1. Just read your post “Surviving in the Book Business: An Authors Fair” with great interest. Books and independent bookstores are near and dear to my heart because of my late parents’ unique and groundbreaking rare book search service, “International Bookfinders.” In the pre-fax, pre-email, pre-internet days, their company’s advertising slogan “You name it, We find it” was practically a guarantee of finding the right book for the right price. Some of your readers might find their story an interesting one. I’ve written up a short bio and Greg Kindall, the host of the “Seven Roads” website was nice enough to put it up online. (Feel free to explore the rest of his fascinating website. Bibliophiles will find lots of interesting ephemera there, as well as a really cool feature on old book trade labels.)

    Here’s the link:

  2. I share your feelings about the plight of the book business in this country, knowing that the instrument I’m typing on has been a major contributor to said plight. Here in my neck of the woods (i’m about 45 minutes from Portland, Me. and an hour and a-half from Boston), Portland has a store called Book-A-Million that has moved into the premises formerly housing Borders’s late, and very much missed, book & music store. There’s not much else, particularly vapid old Boston’s jazz “scene.” Oh well – live and let die- seems the ongoing credo! Enjoyed the Sinatra & Novak video.

  3. “Inklings” is a great name for a bookstore and for the supporters thereof.
    There’s a place for the electronic store and book. But not to replace
    ink, Gutenberg, and those who have an inkling of the magic of turning a page of narrative.

    Somewhere Tolkien’s little group is still smiling. And G.K. Chesterton’s words are wiser than ever:

    “Literature is a luxury. Fiction is a necessity.”

  4. A brick and mortar store is useful to me if it supports me, and I do my best to support those that do. I won’t look at a product in a local store and buy it online — if they have it, they get the sale. With books, support means introducing me to new things, or older things I”ve missed. Santa Cruz, CA, my adopted home, has two large book stores, both of them independent.

    Bookstore #1 sells mostly new books, but has an active used book section, which I browse every time I pass by, typically every week or so, and I rarely leave without a book or two, or three, mostly fiction. But their selection of ANY books about jazz is paltry (three books on a good day, rarely of interest), and I rarely see a book of any sort there that I didn’t already know about. “We can order it,” they say, when I ask about something I’ve heard about. My response — why weren’t you paying attention to the new stuff and telling me about it? When you do that, I’ll buy from you. When you fail, the internet is a click away.”

    Bookstore #2 deals with used books and closeouts, and it’s huge. The jazz section is extensive, nearly 20 linear feet of shelf space with a broad selection of used books, closeouts, and author review copies, and I browse it regularly as well. I nearly always find something to take home.

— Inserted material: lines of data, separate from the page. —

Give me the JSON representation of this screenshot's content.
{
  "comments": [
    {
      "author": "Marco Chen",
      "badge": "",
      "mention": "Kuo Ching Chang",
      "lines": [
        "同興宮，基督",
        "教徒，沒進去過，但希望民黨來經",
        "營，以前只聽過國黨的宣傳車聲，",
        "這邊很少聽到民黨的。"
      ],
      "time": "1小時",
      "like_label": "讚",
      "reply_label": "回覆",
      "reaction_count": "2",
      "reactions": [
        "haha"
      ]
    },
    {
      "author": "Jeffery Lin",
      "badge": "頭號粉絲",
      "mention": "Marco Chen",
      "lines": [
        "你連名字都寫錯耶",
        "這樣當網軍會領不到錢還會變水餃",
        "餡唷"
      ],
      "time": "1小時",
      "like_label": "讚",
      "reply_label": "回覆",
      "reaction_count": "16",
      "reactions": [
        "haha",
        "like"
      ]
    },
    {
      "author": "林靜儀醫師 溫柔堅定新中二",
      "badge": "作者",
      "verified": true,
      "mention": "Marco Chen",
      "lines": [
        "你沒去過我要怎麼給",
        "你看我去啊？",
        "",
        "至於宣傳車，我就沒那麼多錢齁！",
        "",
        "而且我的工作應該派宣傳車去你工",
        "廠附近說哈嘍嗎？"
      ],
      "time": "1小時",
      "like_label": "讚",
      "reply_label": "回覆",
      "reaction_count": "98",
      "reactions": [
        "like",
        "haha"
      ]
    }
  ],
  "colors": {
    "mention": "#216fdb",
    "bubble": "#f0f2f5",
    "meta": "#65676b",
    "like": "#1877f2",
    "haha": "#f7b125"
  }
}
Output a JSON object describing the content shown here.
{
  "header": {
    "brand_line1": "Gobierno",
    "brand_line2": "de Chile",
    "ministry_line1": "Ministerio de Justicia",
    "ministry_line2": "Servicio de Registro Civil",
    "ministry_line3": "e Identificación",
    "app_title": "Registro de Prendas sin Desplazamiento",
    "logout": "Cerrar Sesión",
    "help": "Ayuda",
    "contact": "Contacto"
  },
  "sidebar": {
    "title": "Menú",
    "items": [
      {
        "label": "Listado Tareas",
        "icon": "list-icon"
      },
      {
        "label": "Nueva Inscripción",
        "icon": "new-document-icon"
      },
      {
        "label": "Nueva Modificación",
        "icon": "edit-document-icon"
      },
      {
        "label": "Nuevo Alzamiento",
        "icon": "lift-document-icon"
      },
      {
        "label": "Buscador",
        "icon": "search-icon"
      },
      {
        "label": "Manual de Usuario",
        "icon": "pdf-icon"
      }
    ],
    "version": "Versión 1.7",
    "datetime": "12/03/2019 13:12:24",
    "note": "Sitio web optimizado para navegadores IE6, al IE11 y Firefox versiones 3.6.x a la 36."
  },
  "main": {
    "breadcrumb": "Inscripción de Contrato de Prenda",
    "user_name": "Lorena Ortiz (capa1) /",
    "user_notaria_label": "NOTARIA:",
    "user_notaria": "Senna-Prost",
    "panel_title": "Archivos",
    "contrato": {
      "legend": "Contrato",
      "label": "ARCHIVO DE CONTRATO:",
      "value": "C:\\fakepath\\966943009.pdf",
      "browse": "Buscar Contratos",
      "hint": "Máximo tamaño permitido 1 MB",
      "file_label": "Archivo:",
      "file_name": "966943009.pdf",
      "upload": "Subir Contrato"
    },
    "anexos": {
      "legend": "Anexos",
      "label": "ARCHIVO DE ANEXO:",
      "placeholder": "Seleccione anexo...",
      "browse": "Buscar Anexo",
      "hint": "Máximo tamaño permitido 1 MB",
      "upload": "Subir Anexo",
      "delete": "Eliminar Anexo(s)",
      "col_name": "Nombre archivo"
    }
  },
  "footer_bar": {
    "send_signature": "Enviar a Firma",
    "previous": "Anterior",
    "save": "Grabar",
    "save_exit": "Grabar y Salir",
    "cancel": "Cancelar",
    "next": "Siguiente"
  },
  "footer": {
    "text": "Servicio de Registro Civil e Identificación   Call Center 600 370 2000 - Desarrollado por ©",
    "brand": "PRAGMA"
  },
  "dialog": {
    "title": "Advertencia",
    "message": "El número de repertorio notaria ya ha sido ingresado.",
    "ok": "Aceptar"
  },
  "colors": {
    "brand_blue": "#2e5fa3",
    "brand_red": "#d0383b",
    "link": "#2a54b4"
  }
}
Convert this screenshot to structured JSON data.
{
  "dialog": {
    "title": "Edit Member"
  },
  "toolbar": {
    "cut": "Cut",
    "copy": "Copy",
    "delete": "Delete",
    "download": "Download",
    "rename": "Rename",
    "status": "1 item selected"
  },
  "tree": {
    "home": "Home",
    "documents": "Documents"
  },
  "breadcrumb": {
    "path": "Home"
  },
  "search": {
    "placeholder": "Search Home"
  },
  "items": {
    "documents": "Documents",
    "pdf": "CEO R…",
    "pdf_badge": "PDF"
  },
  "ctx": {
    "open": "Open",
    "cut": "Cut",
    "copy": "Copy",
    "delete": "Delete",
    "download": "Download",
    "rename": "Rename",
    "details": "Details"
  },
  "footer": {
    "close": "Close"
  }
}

Recent additions include bios or autobios of Horace Silver, Red Calendar, Thelonious Monk (bought to replace the copy I gave to a musician friend on the road), Django Reinhardt, and Scott LaFaro, a memoir by Norwegian jazz writer/critic/supporter Randi Hultin, and the jazz writings of Ralph Ellison, Bookstores like this get my biz. But when a bookstore responds to a “Doug’s Pick” with a blank stare and “we can order it,” the internet gets the order. Bookstore #1, while trumpeting its independence and hitting me with a guilt trip about supporting indepedent local businesses, told me that they couldn’t afford to deal with independent publishers! Huh?